Task instructions
Search the entries below for the word "name", then copy each line in which it is found.

Data for processing
____
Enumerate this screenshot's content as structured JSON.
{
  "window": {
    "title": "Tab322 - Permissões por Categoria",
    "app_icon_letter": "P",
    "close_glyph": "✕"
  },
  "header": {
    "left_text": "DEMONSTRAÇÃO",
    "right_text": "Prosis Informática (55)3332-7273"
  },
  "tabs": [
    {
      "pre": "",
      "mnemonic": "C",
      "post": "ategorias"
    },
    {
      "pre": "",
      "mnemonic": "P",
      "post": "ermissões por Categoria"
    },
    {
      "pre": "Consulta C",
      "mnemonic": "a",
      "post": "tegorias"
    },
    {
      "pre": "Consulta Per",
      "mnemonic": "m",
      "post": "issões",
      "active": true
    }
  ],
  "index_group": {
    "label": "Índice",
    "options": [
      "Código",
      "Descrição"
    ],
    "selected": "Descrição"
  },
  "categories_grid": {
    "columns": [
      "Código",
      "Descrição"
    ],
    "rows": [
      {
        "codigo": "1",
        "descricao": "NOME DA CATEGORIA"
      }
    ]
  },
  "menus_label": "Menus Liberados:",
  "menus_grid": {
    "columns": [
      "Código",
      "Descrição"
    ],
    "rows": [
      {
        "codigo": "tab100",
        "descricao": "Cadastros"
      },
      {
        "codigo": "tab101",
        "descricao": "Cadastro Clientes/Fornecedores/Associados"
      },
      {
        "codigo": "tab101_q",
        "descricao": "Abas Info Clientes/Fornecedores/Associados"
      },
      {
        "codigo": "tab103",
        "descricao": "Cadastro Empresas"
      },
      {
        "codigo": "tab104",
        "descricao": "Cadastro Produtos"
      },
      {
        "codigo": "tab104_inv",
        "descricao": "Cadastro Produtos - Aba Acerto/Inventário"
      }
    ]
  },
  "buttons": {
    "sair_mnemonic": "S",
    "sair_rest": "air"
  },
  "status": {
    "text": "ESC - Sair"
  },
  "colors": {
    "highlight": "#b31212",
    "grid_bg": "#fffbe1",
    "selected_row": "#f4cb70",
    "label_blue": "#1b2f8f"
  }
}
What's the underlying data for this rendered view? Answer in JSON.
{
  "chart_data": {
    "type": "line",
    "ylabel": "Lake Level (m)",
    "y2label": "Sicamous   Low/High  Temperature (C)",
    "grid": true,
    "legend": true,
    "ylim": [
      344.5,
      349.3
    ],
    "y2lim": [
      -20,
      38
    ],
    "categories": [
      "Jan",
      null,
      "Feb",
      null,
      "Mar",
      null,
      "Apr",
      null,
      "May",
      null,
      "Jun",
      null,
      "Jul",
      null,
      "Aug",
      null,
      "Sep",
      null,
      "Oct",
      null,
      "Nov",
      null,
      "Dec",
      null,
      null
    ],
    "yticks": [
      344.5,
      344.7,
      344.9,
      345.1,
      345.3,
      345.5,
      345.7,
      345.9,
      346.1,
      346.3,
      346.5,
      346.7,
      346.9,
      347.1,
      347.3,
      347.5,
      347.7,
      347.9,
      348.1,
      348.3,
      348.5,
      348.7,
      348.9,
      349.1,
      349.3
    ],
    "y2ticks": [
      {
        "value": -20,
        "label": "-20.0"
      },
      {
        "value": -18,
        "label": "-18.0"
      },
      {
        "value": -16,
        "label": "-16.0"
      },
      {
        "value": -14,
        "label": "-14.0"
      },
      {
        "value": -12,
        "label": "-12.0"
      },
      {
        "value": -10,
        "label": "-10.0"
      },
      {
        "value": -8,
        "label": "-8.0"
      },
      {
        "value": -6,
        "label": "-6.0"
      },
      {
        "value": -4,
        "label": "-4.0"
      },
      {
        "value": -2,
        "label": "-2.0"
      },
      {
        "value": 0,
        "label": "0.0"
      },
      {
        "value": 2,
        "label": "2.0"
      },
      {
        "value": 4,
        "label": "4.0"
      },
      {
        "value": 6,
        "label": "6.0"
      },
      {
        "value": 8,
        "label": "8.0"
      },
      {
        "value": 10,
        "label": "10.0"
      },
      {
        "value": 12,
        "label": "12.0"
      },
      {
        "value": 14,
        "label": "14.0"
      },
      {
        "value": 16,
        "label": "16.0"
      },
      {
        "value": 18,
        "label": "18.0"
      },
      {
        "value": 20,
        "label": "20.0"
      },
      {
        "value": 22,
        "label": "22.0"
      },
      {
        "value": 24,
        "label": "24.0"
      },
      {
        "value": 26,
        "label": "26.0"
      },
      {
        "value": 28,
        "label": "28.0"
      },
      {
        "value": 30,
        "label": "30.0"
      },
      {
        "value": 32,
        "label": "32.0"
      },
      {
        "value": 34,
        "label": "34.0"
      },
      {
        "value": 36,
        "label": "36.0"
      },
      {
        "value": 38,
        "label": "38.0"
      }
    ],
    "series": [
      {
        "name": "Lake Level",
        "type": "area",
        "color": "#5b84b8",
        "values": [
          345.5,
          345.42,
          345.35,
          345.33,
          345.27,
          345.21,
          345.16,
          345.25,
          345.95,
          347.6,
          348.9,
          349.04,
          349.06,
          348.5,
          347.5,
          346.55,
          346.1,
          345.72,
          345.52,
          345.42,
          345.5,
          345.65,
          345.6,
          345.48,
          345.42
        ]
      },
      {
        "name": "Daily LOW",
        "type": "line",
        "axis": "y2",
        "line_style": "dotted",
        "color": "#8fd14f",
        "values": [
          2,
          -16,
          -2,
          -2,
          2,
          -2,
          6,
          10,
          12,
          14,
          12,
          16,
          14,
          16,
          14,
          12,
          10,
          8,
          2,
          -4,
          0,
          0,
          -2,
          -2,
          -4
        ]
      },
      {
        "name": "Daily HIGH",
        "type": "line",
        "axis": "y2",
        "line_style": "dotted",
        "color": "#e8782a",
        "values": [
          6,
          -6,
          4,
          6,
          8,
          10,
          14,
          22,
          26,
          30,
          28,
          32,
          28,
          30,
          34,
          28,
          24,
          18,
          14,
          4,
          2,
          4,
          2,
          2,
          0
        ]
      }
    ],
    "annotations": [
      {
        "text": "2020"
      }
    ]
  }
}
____
Solution for this task
        "name": "Lake Level",
        "name": "Daily LOW",
        "name": "Daily HIGH",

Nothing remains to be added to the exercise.